I was preparing for a lecture I have been asked to give on Technology and Development to visiting scholars of Indian Economic Service at the Singapore Civil Services College tomorrow. I had made a mental note of referring to Professor Robert Allen’s work on the history of economic development. I had written on it in MINT in February 2015. Let me recall those words here:
According to him, North America and western continental Europe caught up with the British industrial revolution by adopting the following:
• Internal free market (elimination of internal tariffs)—national single market
• Stable domestic banking system
• High external tariff
• Universal education
They did not catch up practising free trade and open capital markets. What a surprise! [Link]
High external tariff was needed to catch up with Britain which industrialised earlier. Now, President Trump is again resorting to high external tariffs. America has a stable banking system and an internal free market. Its infrastructure is in need of improvement, for sure. In other words, trade barriers were effective. They may well be effective again. Academics are finding it difficult to accept that possibility.
I saw an article by Professor Dani Rodrik in FT. He was making two points of which I thought one was valid – that the WTO was more intrusive than that of GATT. His second point was that such intrusion did not allow for heterogenous economic models like that of China’s. I thought that the second point was problematic.
Countries are now holding China into account for its failure to honour the very commitments it made when it joined the WTO. It signed up to it. It benefitted from it. Its breakneck export growth and foreign exchange reserves accumulation were due to its accession to WTO. Higher Foreign Direct Investment into China was also due to WTO accession.
Second, I was not sure if China’s economic model was that heterogenous.
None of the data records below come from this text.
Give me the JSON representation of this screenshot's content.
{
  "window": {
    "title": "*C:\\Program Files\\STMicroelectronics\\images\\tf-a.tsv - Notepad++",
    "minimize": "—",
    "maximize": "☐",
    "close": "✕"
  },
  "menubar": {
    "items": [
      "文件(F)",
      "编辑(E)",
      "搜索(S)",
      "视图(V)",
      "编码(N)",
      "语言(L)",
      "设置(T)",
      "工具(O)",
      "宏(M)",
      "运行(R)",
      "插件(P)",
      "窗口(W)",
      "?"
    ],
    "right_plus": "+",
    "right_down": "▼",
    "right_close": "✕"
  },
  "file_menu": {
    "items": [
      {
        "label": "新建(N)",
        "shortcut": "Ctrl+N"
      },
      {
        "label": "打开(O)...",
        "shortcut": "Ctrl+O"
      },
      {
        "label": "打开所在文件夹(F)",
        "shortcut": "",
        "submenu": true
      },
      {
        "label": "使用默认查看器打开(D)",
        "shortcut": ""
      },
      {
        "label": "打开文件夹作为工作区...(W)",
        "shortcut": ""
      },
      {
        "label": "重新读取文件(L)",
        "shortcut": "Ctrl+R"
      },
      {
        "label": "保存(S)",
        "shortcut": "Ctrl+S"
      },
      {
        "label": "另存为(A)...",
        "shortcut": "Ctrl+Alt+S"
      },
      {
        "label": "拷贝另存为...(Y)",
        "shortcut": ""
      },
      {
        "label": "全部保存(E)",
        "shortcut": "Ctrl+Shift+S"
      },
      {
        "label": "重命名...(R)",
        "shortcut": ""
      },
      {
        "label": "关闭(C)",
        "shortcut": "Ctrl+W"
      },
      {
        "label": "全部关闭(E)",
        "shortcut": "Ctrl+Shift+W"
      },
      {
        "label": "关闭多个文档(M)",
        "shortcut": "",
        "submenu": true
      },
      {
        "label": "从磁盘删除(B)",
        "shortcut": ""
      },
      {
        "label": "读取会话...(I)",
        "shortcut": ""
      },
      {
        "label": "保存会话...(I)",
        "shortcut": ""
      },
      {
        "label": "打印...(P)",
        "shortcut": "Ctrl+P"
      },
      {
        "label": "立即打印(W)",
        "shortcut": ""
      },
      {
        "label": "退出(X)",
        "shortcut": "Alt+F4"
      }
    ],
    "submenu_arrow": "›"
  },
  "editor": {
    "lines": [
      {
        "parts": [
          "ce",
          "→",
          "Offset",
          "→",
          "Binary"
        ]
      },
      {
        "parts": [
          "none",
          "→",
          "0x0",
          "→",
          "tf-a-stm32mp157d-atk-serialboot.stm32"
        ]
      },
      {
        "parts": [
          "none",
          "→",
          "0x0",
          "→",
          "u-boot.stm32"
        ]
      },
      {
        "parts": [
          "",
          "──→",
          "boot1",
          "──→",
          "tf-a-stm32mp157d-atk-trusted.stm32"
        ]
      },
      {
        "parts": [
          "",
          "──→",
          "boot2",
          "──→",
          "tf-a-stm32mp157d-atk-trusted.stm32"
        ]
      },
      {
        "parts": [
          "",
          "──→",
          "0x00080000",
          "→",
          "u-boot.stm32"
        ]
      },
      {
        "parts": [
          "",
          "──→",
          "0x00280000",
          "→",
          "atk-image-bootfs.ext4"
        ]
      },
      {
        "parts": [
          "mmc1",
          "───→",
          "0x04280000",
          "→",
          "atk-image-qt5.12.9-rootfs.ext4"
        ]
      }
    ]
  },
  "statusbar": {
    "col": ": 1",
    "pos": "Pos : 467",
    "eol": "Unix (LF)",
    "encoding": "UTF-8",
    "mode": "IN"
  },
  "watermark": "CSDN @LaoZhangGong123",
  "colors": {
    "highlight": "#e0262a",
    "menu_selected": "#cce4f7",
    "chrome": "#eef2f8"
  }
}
It followed Japan’s model – export growth, undervalued currency and protected domestic markets. Post-2008, China copied the neo-Western model of economic growth – reliance on debt. I doubt if there was much that was or is heterogenous about China’s growth model.
For what it is worth, Professor Rodrik should also read this Merics brief on what certain things mean in China.
Also, I am not sure many in America see the US-China trade dispute the way Professor Stiglitz sees it. I have cited in these pages from the Harvard-Harris poll of the last few months that those polled did not want a trade war but they also wanted China dealt with, firmly. Stiglitz writes:
No country could have a more unqualified economic team than Trump’s, and a majority of Americans are not behind the trade war
He may be too harsh on the first part of his statement but he appears most certainly wrong with the second part of his statement. He should go through carefully pages 123-130 of the June 2018 Harvard-Harris poll.
If China was winning the trade war, a rare and risky outburst from a Chinese professor against President Xi Jinping would not have happened.
As of now, it does not appear that China is either winning the battle or the war. China has imposed unremunerated reserve requirements on forward transactions on Yuan and the People’s Bank of China demands ID proof for transfer of US dollars over USD1000.00 Professor Stiglitz has allowed his biases to cloud his judgment.
Both he and Professor Rodrik would also find it useful to read the Merics China Monitor dated 18th July 2018 on China’s cosmological communism.
Read this comment too in the FT on strains showing in China.
Not too many people – even those who are ideologically ill-disposed towards Trump find it easy to side with China. For example, FT thinks that IMF would be wrong to bail out Pakistan which tantamounts to bailing out Chinese banks that lent to Pakistan to get China to build some infrastructure as part of its ‘One Belt One Road’ initiative.